> [Data]
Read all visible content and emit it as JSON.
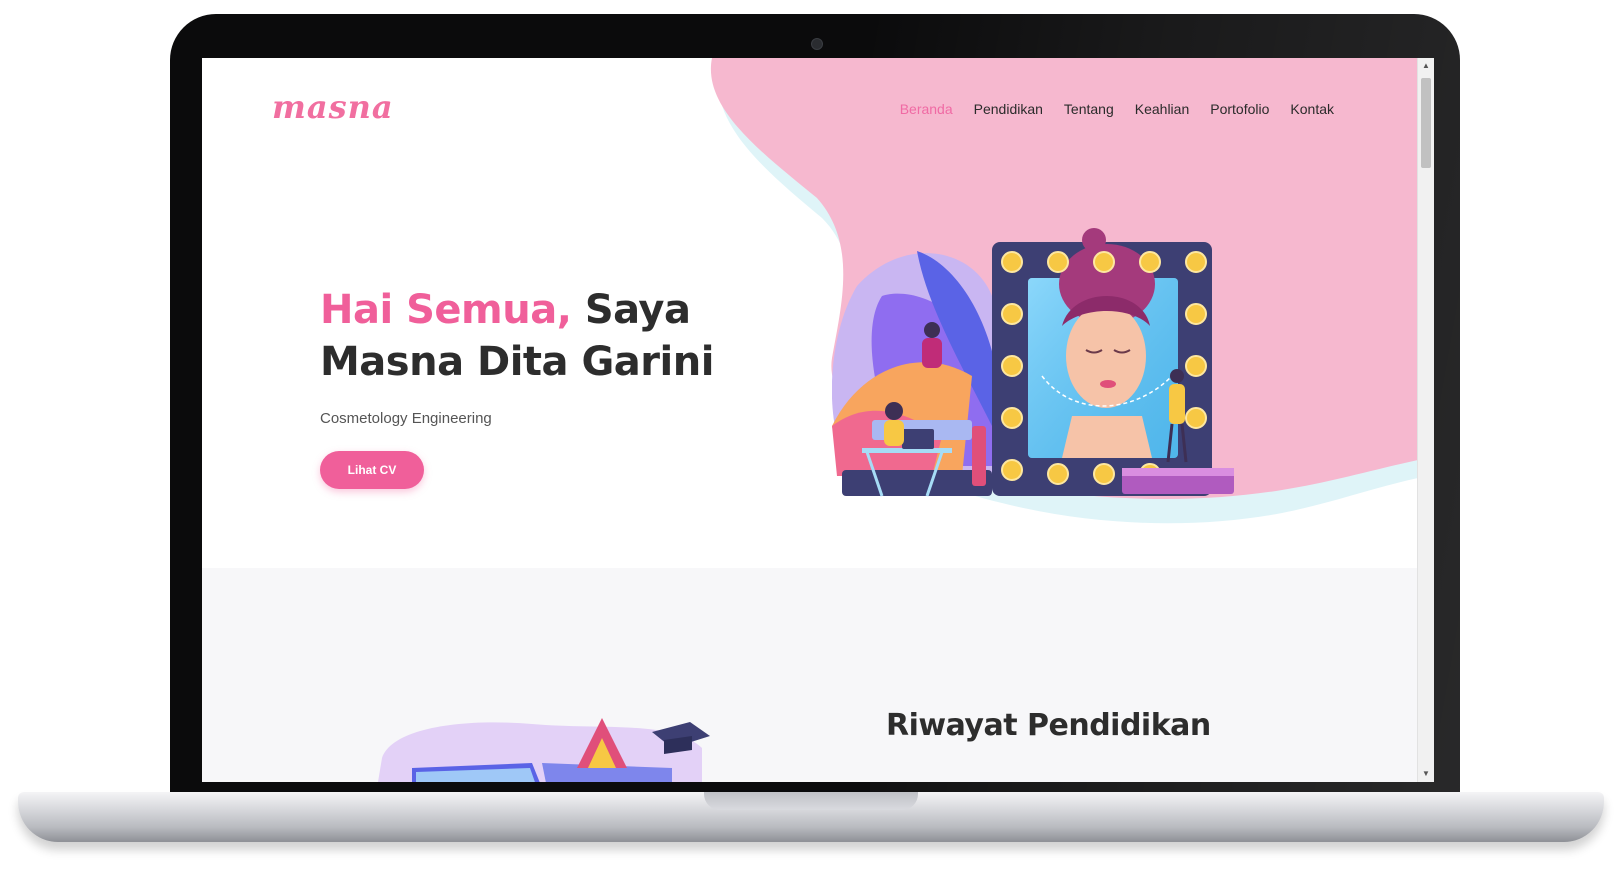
{
  "site": {
    "logo": "masna",
    "nav": [
      {
        "label": "Beranda",
        "active": true
      },
      {
        "label": "Pendidikan",
        "active": false
      },
      {
        "label": "Tentang",
        "active": false
      },
      {
        "label": "Keahlian",
        "active": false
      },
      {
        "label": "Portofolio",
        "active": false
      },
      {
        "label": "Kontak",
        "active": false
      }
    ]
  },
  "hero": {
    "greeting": "Hai Semua,",
    "intro_rest": " Saya",
    "name": "Masna Dita Garini",
    "subtitle": "Cosmetology Engineering",
    "cta_label": "Lihat CV"
  },
  "education": {
    "title": "Riwayat Pendidikan"
  },
  "icons": {
    "scroll_up": "arrow-up-icon",
    "scroll_down": "arrow-down-icon"
  },
  "colors": {
    "accent": "#f05f9a",
    "hero_blob": "#f6b8cf",
    "blob_outline": "#dff4f8"
  }
}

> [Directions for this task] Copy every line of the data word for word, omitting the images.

> [Completed task]
Read all visible content and emit it as JSON.
{
  "site": {
    "logo": "masna",
    "nav": [
      {
        "label": "Beranda",
        "active": true
      },
      {
        "label": "Pendidikan",
        "active": false
      },
      {
        "label": "Tentang",
        "active": false
      },
      {
        "label": "Keahlian",
        "active": false
      },
      {
        "label": "Portofolio",
        "active": false
      },
      {
        "label": "Kontak",
        "active": false
      }
    ]
  },
  "hero": {
    "greeting": "Hai Semua,",
    "intro_rest": " Saya",
    "name": "Masna Dita Garini",
    "subtitle": "Cosmetology Engineering",
    "cta_label": "Lihat CV"
  },
  "education": {
    "title": "Riwayat Pendidikan"
  },
  "icons": {
    "scroll_up": "arrow-up-icon",
    "scroll_down": "arrow-down-icon"
  },
  "colors": {
    "accent": "#f05f9a",
    "hero_blob": "#f6b8cf",
    "blob_outline": "#dff4f8"
  }
}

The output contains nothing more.